PowerPointÂ has always had the feel of beingÂ the odd man out in the Office Suite.Â Whether it was the fact that the menus worked a little differently, or that features were absent that you mightÂ expect in PowerPoint because they were common to the other applications, PowerPoint felt a little different.
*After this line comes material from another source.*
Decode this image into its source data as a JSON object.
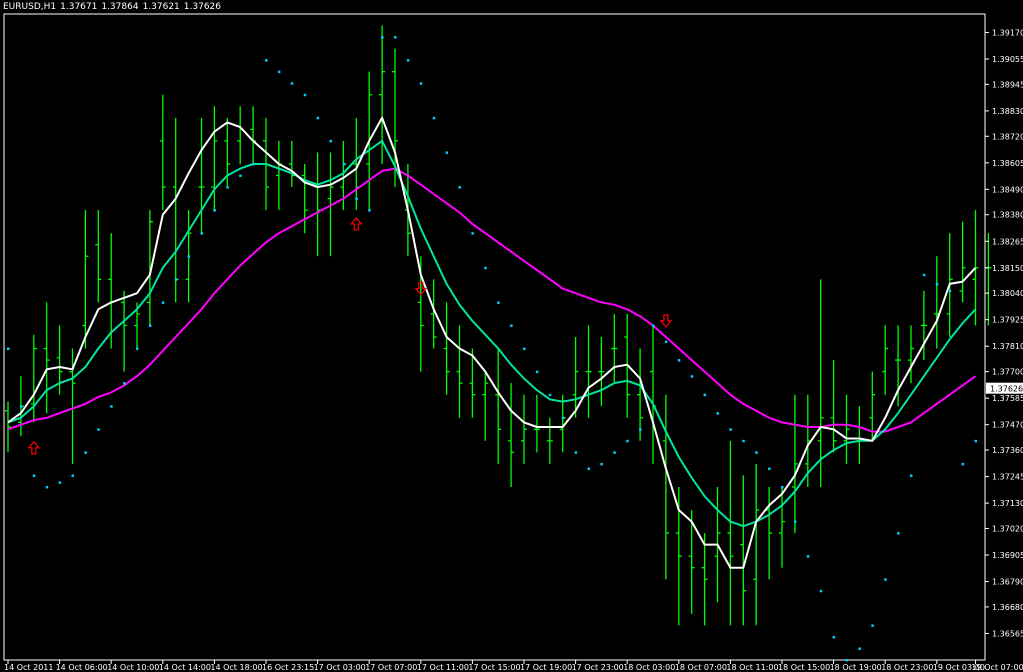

No more.Â Like Word, and Excel, it makes prominent use of the new toolbars.Â PowerPoint drawing tools are now prominently integrated into Word and Excel as well.Â PowerPoint also prominently integrates WordArt, to give you fancy new text effects, and finally includes Mac-like soft shadowing, which this PC user has always been jealous of.Â Â
PowerPoint doesn’t yet come with an in-house designer.Â It’s as easy as ever to create terrible looking presentations — you just have more options.Â To compensate for that, the PowerPoint team has included a raft of new templates, and template design options, giving you more control than ever over the layout of your presentation.
CurrentÂ Office 2007Â betas also contain the ability to write an Adobe PDF file, which is likely to be gone by the time Office 2007 finally ships.Â That’s a shame.Â It will likely be available separately, but it would be best if people didn’t have to go download it.Â The Microsoft PDF writer works better than most of the PDF publishing software on the market, with the exception of Adobe’s, and it is a truly useful addition to Office.Â
More importantly, for some unknown reason,Â someÂ of the right-click context menus throughout Office have been removed.Â That’s a stupid decision, which ignores the legions of power users accustomed to the use of context menus.Â For instance, in the contact card edit form, you can no longer right click to paste in a telephone number copied from the footer of an email message.Â Of course, if you’re a true dinosaur like me, you will know that CTRL-V also means paste… and that still works.
And finally, while on the topic of beefs, file formats have changed again, necessitating that you either save your files to older formats (and lose some of the new features in the process), or upgrade your entire office.Â
Overall, I like Office 2007 very much.Â It has a lot of compelling new features.Â It’s easier and more fun to use, while producing more professional looking output.Â And most of all, it’s solid today.Â If Microsoft wasn’t planning to synchronize the release of Office with Windows Vista, they could start selling now.Â The good news for you is that you can go try this by downloading the Office 2007 Preview, and not have to make your final upgrade decision until afterÂ MicrosoftÂ officially releases it next year.Â